### THE TASK
Whenever the string "photo" turns up in a line below, that line should be copied.

### RECORDS FOR THE EXERCISE
= = = = = = =
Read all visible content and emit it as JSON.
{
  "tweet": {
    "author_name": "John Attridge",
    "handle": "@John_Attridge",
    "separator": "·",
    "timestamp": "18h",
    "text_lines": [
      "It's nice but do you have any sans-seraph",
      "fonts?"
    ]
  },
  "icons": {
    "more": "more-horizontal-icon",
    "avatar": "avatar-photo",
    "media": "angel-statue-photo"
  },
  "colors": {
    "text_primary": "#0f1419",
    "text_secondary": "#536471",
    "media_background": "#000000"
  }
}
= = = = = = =
### YOUR RESPONSE
    "avatar": "avatar-photo",
    "media": "angel-statue-photo"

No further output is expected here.